There are five global hotspots where researchers have identified that people live longer, healthier lives than the rest of us. Known as the Blue Zones they are:
- Okinawa, Japan
- Sardinia, Italy
- Nicoya, Costa Rica
- Ikaria, Greece
- Loma Linda, California.
What’s their secret?
These communities each have a high rate of residents over 100 years old, suffer less of the diseases that commonly affect people in other parts of the developed world, and enjoy more years of healthy life.
The formula for these fountains of youth appears to be the following nine lifestyle habits. While some are obvious, others might surprise you…1
- Move: we all know exercise is good for us, but this isn’t about pumping iron or running marathons. It’s about staying active through regular, everyday movements like doing the housework, gardening and walking.
- Have a sense of purpose: it could be anything, but knowing why you get out of bed in the morning is identified as a contributor to a healthier life can add up to seven years to your life expectancy.
- Reduce stress: it isn’t that Blue Zone residents don’t experience stress, it’s about what they do to relieve it. While their methods range from prayer to napping to practicing mindfulness, what’s common is that they prioritise stress relief.
- Eat less: instead of overindulging, Blue Zone residents stop eating before they’re full. They also eat their smallest meal by early evening, and don’t eat for the rest of the day.
- Eat less meat: this one comes as no real surprise given the links between meat consumption and cancer, but most of the Blue Zone residents are semi-vegetarian, favouring beans, legumes, fruit and vegetables over meats.
- Drink alcohol: Blue Zone researchers found it’s ok to drink regularly, as long as it’s in moderation (1-2 glasses a day), and alcohol is consumed with friends and/or food.
- Spirituality or religion: It seems the sense of belonging to a faith or belief-based community - regardless of the belief – is beneficial to health.

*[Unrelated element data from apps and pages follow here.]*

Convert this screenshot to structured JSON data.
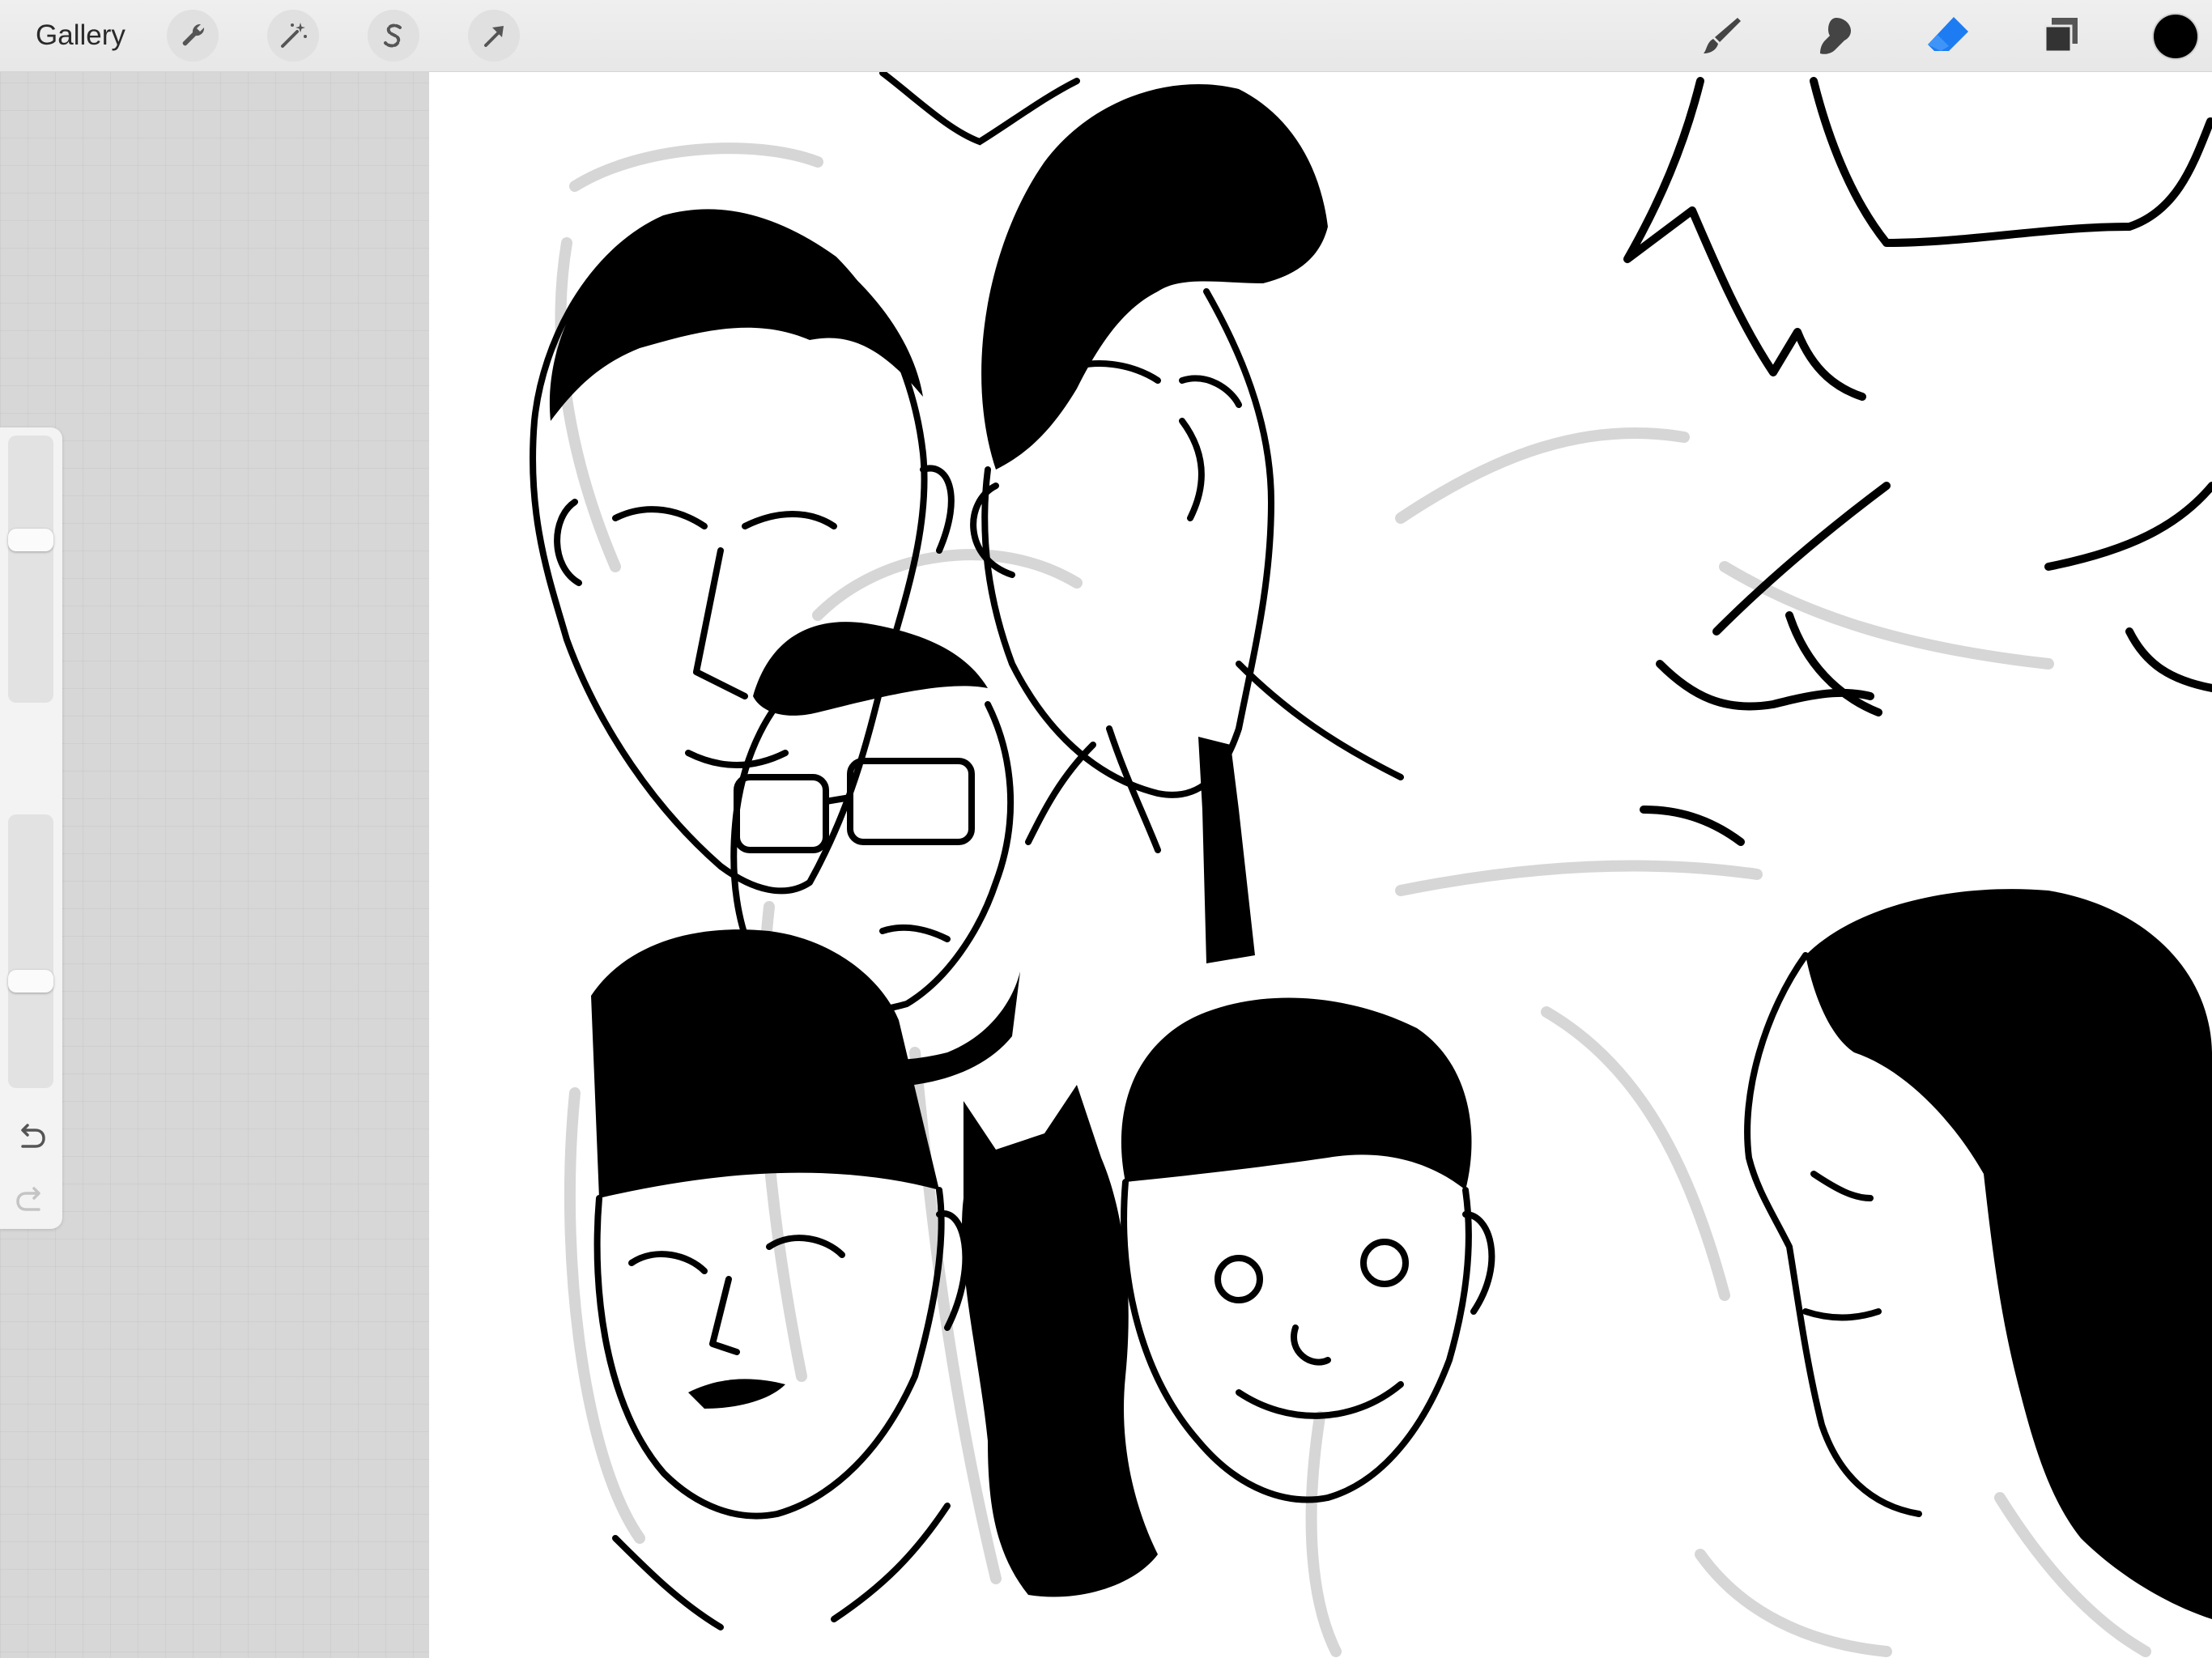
{
  "toolbar": {
    "gallery_label": "Gallery",
    "left_tools": [
      {
        "name": "actions",
        "icon": "wrench-icon"
      },
      {
        "name": "adjustments",
        "icon": "magic-wand-icon"
      },
      {
        "name": "selection",
        "icon": "selection-s-icon"
      },
      {
        "name": "transform",
        "icon": "arrow-cursor-icon"
      }
    ],
    "right_tools": [
      {
        "name": "brush",
        "icon": "brush-icon",
        "active": false
      },
      {
        "name": "smudge",
        "icon": "smudge-icon",
        "active": false
      },
      {
        "name": "eraser",
        "icon": "eraser-icon",
        "active": true
      },
      {
        "name": "layers",
        "icon": "layers-icon",
        "active": false
      }
    ],
    "active_color": "#000000"
  },
  "sidebar": {
    "brush_size": 0.62,
    "opacity": 0.38,
    "undo_icon": "undo-arrow-icon",
    "redo_icon": "redo-arrow-icon"
  },
  "colors": {
    "accent": "#1d7cf2",
    "ink": "#000000",
    "sketch_gray": "#d2d2d2",
    "workspace": "#d7d7d7"
  }
}
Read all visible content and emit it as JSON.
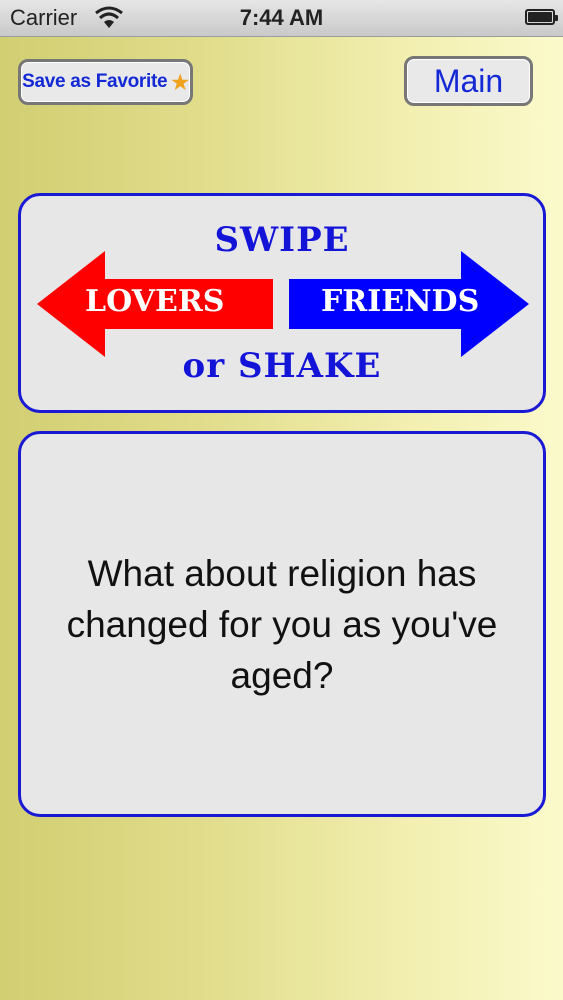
{
  "status_bar": {
    "carrier": "Carrier",
    "time": "7:44 AM"
  },
  "buttons": {
    "favorite_label": "Save as Favorite",
    "main_label": "Main"
  },
  "swipe_panel": {
    "top_text": "SWIPE",
    "left_arrow_label": "LOVERS",
    "right_arrow_label": "FRIENDS",
    "bottom_text": "or SHAKE",
    "left_color": "#ff0000",
    "right_color": "#0000ff"
  },
  "question": {
    "text": "What about religion has changed for you as you've aged?"
  },
  "icons": {
    "wifi": "wifi-icon",
    "battery": "battery-icon",
    "star": "star-icon"
  }
}
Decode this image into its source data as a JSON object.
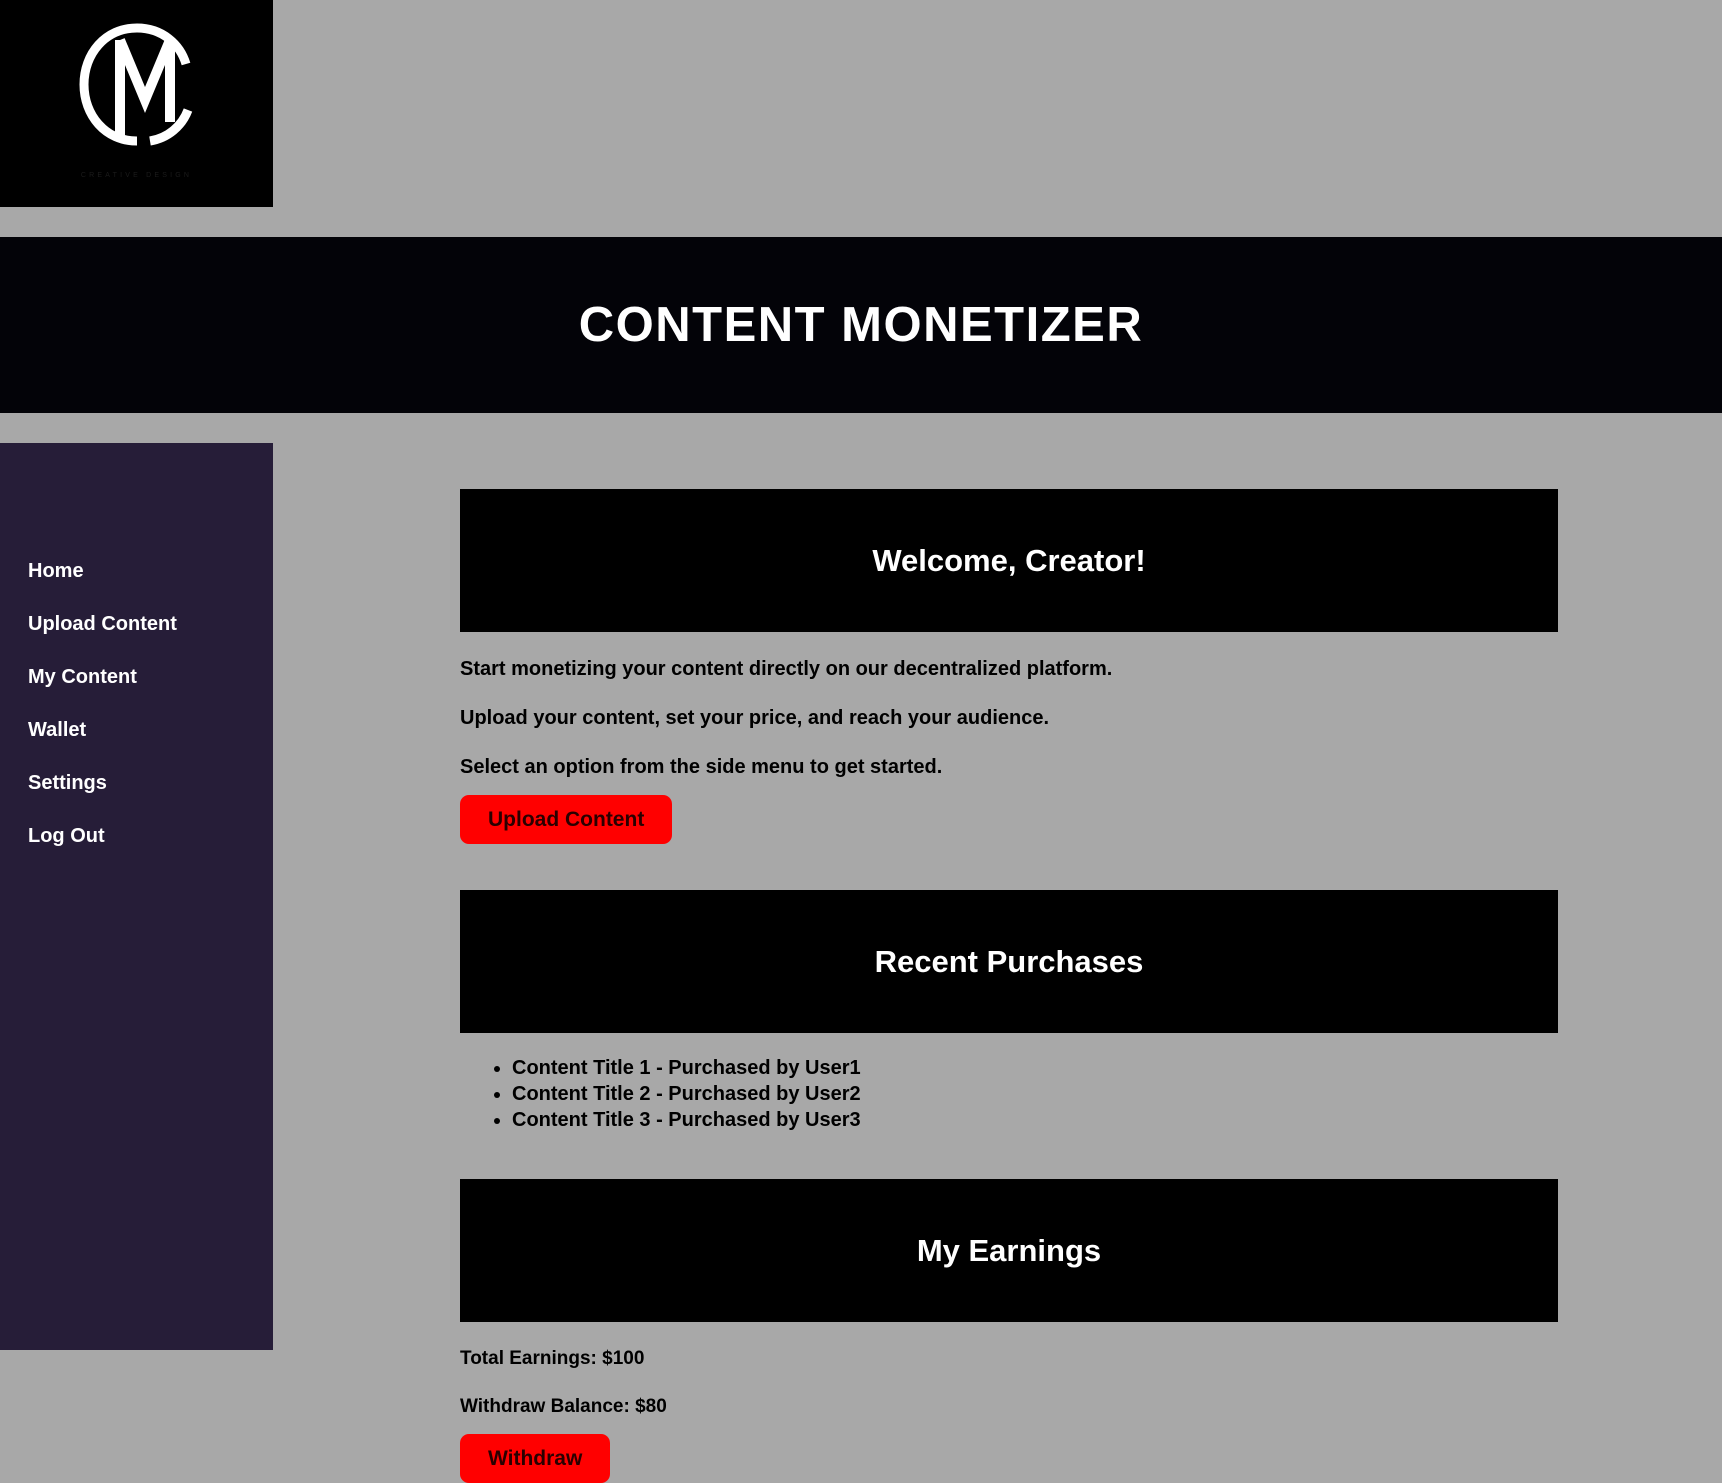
{
  "brand": {
    "logo_icon": "cm-monogram-logo",
    "tagline": "CREATIVE DESIGN"
  },
  "header": {
    "title": "CONTENT MONETIZER",
    "background_color": "#030308",
    "text_color": "#ffffff"
  },
  "page": {
    "background_color": "#a8a8a8"
  },
  "sidebar": {
    "background_color": "#261d38",
    "items": [
      {
        "label": "Home"
      },
      {
        "label": "Upload Content"
      },
      {
        "label": "My Content"
      },
      {
        "label": "Wallet"
      },
      {
        "label": "Settings"
      },
      {
        "label": "Log Out"
      }
    ]
  },
  "main": {
    "welcome": {
      "heading": "Welcome, Creator!",
      "paragraphs": [
        "Start monetizing your content directly on our decentralized platform.",
        "Upload your content, set your price, and reach your audience.",
        "Select an option from the side menu to get started."
      ],
      "upload_button_label": "Upload Content"
    },
    "recent_purchases": {
      "heading": "Recent Purchases",
      "items": [
        "Content Title 1 - Purchased by User1",
        "Content Title 2 - Purchased by User2",
        "Content Title 3 - Purchased by User3"
      ]
    },
    "earnings": {
      "heading": "My Earnings",
      "total_earnings_label": "Total Earnings: $100",
      "withdraw_balance_label": "Withdraw Balance: $80",
      "withdraw_button_label": "Withdraw"
    }
  },
  "accent_colors": {
    "button_red": "#ff0000",
    "panel_black": "#000000"
  }
}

Research shows that attending faith-based services four times per month can add from four to 14 years to your life expectancy
- Put family first: Blue Zone residents commit to a life partner – which can add up to three years to life expectancy, and have a strong sense of family, from caring for their aging relatives to nurturing their children.
- Have a tribe: Be it your family or friends, having a social circle that combats loneliness and encourages good habits such as being active, positive and not smoking is good for longevity.
How do you compare?
If you’re aiming for a Blue Zone-type life expectancy, you might like to see how you’re travelling. Our life expectancy quiz can help.
Living longer means you might need more money to fund your retirement or you may need to stretch the money you have further. If you’re worried you might outlast your money, our retirement simulator can help you work out if you’re on track.
And if you find you need to make some changes, check out our managing your money in retirement education module, or articles on how to make the most of your retirement entitlements or avoid the money mistakes people in retirement make.
For more on making the most of your golden years, check out:
Sam Marwood and friends are matching retiring farmers with those wanting to work the land but lack the financial means.